__Task instructions__. The exercise asks for every line of the data to be reproduced exactly.

__Exercise input__.

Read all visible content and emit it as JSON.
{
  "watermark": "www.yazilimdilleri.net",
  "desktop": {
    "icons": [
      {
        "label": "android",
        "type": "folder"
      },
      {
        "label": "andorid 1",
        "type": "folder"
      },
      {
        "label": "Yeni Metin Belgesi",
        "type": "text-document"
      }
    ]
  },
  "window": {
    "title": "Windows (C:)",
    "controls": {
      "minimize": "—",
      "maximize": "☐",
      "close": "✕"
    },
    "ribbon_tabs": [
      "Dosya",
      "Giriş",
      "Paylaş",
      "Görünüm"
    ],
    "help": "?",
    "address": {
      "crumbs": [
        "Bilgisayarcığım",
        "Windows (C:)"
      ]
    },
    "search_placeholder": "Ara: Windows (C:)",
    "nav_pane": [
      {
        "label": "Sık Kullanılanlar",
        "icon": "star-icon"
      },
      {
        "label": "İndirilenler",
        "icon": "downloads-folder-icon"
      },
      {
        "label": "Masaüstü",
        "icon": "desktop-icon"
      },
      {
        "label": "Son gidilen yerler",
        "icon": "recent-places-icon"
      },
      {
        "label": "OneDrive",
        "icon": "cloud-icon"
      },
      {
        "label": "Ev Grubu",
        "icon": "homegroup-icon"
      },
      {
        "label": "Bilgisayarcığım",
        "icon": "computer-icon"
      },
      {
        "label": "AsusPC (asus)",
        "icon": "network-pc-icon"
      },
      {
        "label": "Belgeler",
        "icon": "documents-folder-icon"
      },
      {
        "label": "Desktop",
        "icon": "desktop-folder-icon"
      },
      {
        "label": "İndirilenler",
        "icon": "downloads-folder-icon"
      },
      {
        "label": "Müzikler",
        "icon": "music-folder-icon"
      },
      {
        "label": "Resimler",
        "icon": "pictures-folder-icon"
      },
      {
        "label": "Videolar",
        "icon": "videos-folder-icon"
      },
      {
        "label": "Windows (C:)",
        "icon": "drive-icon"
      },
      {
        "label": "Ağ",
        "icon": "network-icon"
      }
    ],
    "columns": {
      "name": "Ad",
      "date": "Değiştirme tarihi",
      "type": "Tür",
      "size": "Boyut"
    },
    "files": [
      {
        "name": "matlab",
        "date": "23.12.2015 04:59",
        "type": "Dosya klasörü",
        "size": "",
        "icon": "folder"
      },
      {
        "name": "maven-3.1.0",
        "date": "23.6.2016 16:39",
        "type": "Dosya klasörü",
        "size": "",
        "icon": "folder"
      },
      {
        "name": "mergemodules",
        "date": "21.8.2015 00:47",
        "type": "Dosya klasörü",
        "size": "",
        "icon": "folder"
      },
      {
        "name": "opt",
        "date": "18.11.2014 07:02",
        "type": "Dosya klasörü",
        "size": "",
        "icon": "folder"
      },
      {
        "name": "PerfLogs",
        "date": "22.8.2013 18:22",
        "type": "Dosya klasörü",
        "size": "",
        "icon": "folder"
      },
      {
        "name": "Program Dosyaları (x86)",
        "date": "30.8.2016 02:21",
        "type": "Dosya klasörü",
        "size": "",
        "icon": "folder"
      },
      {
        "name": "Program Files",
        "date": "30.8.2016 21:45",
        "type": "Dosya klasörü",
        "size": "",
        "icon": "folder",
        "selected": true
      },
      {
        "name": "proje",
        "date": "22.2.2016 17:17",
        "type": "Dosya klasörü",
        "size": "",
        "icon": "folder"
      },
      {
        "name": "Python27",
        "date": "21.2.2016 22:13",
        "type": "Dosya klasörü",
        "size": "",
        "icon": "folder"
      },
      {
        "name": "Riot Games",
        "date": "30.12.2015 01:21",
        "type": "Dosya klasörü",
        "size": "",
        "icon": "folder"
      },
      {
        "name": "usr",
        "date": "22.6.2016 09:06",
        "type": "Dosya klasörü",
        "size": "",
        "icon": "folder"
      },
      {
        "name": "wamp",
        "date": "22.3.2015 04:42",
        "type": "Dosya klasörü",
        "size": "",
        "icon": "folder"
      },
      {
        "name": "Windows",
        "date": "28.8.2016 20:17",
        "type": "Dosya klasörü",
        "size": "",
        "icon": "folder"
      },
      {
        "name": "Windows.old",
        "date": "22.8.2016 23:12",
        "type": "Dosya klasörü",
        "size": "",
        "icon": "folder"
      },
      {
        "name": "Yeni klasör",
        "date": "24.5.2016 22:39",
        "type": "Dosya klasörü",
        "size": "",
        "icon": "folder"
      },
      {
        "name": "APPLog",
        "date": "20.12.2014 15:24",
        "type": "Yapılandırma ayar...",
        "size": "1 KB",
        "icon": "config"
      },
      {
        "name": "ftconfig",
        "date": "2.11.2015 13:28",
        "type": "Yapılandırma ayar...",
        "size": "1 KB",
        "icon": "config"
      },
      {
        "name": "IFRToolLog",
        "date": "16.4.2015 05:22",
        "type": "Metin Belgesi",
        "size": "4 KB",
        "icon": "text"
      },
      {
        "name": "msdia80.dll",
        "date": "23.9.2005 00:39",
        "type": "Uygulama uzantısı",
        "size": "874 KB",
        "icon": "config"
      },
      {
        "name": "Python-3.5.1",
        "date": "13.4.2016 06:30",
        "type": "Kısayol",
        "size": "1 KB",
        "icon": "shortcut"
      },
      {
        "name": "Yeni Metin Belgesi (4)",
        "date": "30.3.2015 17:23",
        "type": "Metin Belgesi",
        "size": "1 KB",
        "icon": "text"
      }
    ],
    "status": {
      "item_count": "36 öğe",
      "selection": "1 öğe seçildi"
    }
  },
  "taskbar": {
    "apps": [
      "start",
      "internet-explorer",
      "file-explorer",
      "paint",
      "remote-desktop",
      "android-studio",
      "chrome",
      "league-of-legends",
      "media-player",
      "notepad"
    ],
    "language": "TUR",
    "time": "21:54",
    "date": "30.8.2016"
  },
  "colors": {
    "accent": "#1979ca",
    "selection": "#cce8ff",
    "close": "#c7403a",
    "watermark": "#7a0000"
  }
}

__Exercise result__.
Read all visible content and emit it as JSON.
{
  "watermark": "www.yazilimdilleri.net",
  "desktop": {
    "icons": [
      {
        "label": "android",
        "type": "folder"
      },
      {
        "label": "andorid 1",
        "type": "folder"
      },
      {
        "label": "Yeni Metin Belgesi",
        "type": "text-document"
      }
    ]
  },
  "window": {
    "title": "Windows (C:)",
    "controls": {
      "minimize": "—",
      "maximize": "☐",
      "close": "✕"
    },
    "ribbon_tabs": [
      "Dosya",
      "Giriş",
      "Paylaş",
      "Görünüm"
    ],
    "help": "?",
    "address": {
      "crumbs": [
        "Bilgisayarcığım",
        "Windows (C:)"
      ]
    },
    "search_placeholder": "Ara: Windows (C:)",
    "nav_pane": [
      {
        "label": "Sık Kullanılanlar",
        "icon": "star-icon"
      },
      {
        "label": "İndirilenler",
        "icon": "downloads-folder-icon"
      },
      {
        "label": "Masaüstü",
        "icon": "desktop-icon"
      },
      {
        "label": "Son gidilen yerler",
        "icon": "recent-places-icon"
      },
      {
        "label": "OneDrive",
        "icon": "cloud-icon"
      },
      {
        "label": "Ev Grubu",
        "icon": "homegroup-icon"
      },
      {
        "label": "Bilgisayarcığım",
        "icon": "computer-icon"
      },
      {
        "label": "AsusPC (asus)",
        "icon": "network-pc-icon"
      },
      {
        "label": "Belgeler",
        "icon": "documents-folder-icon"
      },
      {
        "label": "Desktop",
        "icon": "desktop-folder-icon"
      },
      {
        "label": "İndirilenler",
        "icon": "downloads-folder-icon"
      },
      {
        "label": "Müzikler",
        "icon": "music-folder-icon"
      },
      {
        "label": "Resimler",
        "icon": "pictures-folder-icon"
      },
      {
        "label": "Videolar",
        "icon": "videos-folder-icon"
      },
      {
        "label": "Windows (C:)",
        "icon": "drive-icon"
      },
      {
        "label": "Ağ",
        "icon": "network-icon"
      }
    ],
    "columns": {
      "name": "Ad",
      "date": "Değiştirme tarihi",
      "type": "Tür",
      "size": "Boyut"
    },
    "files": [
      {
        "name": "matlab",
        "date": "23.12.2015 04:59",
        "type": "Dosya klasörü",
        "size": "",
        "icon": "folder"
      },
      {
        "name": "maven-3.1.0",
        "date": "23.6.2016 16:39",
        "type": "Dosya klasörü",
        "size": "",
        "icon": "folder"
      },
      {
        "name": "mergemodules",
        "date": "21.8.2015 00:47",
        "type": "Dosya klasörü",
        "size": "",
        "icon": "folder"
      },
      {
        "name": "opt",
        "date": "18.11.2014 07:02",
        "type": "Dosya klasörü",
        "size": "",
        "icon": "folder"
      },
      {
        "name": "PerfLogs",
        "date": "22.8.2013 18:22",
        "type": "Dosya klasörü",
        "size": "",
        "icon": "folder"
      },
      {
        "name": "Program Dosyaları (x86)",
        "date": "30.8.2016 02:21",
        "type": "Dosya klasörü",
        "size": "",
        "icon": "folder"
      },
      {
        "name": "Program Files",
        "date": "30.8.2016 21:45",
        "type": "Dosya klasörü",
        "size": "",
        "icon": "folder",
        "selected": true
      },
      {
        "name": "proje",
        "date": "22.2.2016 17:17",
        "type": "Dosya klasörü",
        "size": "",
        "icon": "folder"
      },
      {
        "name": "Python27",
        "date": "21.2.2016 22:13",
        "type": "Dosya klasörü",
        "size": "",
        "icon": "folder"
      },
      {
        "name": "Riot Games",
        "date": "30.12.2015 01:21",
        "type": "Dosya klasörü",
        "size": "",
        "icon": "folder"
      },
      {
        "name": "usr",
        "date": "22.6.2016 09:06",
        "type": "Dosya klasörü",
        "size": "",
        "icon": "folder"
      },
      {
        "name": "wamp",
        "date": "22.3.2015 04:42",
        "type": "Dosya klasörü",
        "size": "",
        "icon": "folder"
      },
      {
        "name": "Windows",
        "date": "28.8.2016 20:17",
        "type": "Dosya klasörü",
        "size": "",
        "icon": "folder"
      },
      {
        "name": "Windows.old",
        "date": "22.8.2016 23:12",
        "type": "Dosya klasörü",
        "size": "",
        "icon": "folder"
      },
      {
        "name": "Yeni klasör",
        "date": "24.5.2016 22:39",
        "type": "Dosya klasörü",
        "size": "",
        "icon": "folder"
      },
      {
        "name": "APPLog",
        "date": "20.12.2014 15:24",
        "type": "Yapılandırma ayar...",
        "size": "1 KB",
        "icon": "config"
      },
      {
        "name": "ftconfig",
        "date": "2.11.2015 13:28",
        "type": "Yapılandırma ayar...",
        "size": "1 KB",
        "icon": "config"
      },
      {
        "name": "IFRToolLog",
        "date": "16.4.2015 05:22",
        "type": "Metin Belgesi",
        "size": "4 KB",
        "icon": "text"
      },
      {
        "name": "msdia80.dll",
        "date": "23.9.2005 00:39",
        "type": "Uygulama uzantısı",
        "size": "874 KB",
        "icon": "config"
      },
      {
        "name": "Python-3.5.1",
        "date": "13.4.2016 06:30",
        "type": "Kısayol",
        "size": "1 KB",
        "icon": "shortcut"
      },
      {
        "name": "Yeni Metin Belgesi (4)",
        "date": "30.3.2015 17:23",
        "type": "Metin Belgesi",
        "size": "1 KB",
        "icon": "text"
      }
    ],
    "status": {
      "item_count": "36 öğe",
      "selection": "1 öğe seçildi"
    }
  },
  "taskbar": {
    "apps": [
      "start",
      "internet-explorer",
      "file-explorer",
      "paint",
      "remote-desktop",
      "android-studio",
      "chrome",
      "league-of-legends",
      "media-player",
      "notepad"
    ],
    "language": "TUR",
    "time": "21:54",
    "date": "30.8.2016"
  },
  "colors": {
    "accent": "#1979ca",
    "selection": "#cce8ff",
    "close": "#c7403a",
    "watermark": "#7a0000"
  }
}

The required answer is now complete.